*Work task*.
Please count the lines below that hold the word "emitted" and give the count without any other text.

*Provided records*.
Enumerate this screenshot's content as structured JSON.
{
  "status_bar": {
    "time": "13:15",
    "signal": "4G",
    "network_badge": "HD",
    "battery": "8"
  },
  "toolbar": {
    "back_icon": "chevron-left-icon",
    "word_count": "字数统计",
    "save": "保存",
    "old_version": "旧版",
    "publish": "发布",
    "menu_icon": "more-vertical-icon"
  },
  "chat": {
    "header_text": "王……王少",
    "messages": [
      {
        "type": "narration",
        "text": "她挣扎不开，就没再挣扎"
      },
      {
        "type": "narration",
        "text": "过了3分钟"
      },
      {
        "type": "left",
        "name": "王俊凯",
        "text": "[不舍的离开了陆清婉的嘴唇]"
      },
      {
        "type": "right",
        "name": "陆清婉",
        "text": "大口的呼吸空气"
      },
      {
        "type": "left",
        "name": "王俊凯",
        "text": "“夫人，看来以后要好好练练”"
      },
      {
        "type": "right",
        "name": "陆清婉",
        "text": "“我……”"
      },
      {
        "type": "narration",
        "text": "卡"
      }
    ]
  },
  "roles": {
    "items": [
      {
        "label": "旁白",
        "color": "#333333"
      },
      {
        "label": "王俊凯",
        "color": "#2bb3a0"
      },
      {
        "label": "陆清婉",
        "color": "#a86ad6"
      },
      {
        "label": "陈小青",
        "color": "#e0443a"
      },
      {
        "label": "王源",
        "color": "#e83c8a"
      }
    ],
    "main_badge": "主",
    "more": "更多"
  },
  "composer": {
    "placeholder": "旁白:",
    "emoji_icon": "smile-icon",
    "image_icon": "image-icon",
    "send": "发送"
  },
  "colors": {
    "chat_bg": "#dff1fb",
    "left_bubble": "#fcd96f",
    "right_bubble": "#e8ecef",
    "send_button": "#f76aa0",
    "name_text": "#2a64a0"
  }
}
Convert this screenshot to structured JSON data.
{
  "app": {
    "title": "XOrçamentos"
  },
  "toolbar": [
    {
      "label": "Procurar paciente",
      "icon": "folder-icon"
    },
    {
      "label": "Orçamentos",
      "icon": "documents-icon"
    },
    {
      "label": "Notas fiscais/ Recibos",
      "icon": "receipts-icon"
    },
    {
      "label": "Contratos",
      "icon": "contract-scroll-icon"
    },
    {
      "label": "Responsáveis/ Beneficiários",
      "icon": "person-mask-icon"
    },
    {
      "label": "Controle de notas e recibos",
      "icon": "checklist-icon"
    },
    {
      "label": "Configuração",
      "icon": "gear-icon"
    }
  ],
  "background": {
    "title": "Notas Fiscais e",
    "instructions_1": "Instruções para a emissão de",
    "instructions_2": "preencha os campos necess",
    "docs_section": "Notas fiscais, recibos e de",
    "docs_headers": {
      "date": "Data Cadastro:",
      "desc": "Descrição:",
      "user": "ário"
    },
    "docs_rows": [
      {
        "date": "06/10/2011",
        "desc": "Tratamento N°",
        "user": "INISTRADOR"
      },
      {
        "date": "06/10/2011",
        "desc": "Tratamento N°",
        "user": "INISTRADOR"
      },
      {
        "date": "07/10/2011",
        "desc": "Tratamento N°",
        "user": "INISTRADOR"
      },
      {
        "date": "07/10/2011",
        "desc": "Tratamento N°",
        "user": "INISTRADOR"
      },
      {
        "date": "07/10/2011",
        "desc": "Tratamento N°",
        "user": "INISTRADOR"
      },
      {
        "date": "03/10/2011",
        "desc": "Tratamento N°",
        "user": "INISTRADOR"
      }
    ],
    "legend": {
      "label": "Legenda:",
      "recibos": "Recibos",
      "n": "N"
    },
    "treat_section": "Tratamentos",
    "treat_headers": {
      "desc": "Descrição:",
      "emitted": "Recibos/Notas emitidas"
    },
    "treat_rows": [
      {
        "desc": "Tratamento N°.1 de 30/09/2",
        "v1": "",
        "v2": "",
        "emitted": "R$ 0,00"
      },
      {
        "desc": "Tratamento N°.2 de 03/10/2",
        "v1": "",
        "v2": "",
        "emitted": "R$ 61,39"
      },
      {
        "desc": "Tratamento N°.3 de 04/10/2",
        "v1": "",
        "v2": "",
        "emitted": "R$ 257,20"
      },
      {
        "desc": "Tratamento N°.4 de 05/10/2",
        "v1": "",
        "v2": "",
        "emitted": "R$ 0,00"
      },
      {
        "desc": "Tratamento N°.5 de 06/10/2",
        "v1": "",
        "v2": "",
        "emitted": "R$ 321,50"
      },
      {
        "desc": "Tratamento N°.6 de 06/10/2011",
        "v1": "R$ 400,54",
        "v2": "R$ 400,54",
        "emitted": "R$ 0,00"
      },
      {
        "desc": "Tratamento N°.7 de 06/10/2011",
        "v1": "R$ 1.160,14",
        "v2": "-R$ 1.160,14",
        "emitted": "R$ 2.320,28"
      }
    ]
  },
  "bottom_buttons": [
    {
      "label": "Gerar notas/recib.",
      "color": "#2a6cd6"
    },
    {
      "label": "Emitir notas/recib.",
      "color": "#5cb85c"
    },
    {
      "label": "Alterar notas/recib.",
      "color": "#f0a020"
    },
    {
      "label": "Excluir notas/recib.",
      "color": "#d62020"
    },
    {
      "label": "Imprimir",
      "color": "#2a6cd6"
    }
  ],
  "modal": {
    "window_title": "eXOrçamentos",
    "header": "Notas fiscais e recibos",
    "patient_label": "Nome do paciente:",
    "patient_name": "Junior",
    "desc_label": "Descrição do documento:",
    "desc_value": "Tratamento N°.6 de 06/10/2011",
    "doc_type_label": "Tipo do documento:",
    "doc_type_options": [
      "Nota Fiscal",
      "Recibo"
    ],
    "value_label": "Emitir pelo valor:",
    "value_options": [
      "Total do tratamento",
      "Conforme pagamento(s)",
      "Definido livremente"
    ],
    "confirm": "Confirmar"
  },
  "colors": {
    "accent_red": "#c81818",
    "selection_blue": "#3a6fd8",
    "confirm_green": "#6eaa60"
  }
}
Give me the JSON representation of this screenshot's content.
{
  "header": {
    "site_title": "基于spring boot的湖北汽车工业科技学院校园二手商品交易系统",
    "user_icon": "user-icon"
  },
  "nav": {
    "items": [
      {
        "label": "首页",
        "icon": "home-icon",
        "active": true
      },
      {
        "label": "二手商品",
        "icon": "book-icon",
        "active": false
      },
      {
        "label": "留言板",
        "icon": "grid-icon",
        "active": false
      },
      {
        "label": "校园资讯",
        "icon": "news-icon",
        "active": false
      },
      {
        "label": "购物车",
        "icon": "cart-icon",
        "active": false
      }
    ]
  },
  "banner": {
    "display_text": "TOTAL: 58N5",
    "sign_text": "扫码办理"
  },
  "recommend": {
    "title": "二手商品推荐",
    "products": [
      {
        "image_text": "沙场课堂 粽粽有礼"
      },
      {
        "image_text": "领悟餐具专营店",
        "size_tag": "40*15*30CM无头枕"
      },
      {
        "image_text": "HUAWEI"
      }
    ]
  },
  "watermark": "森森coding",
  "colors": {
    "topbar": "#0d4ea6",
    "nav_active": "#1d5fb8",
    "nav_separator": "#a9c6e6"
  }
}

*Answer for this exercise*.
8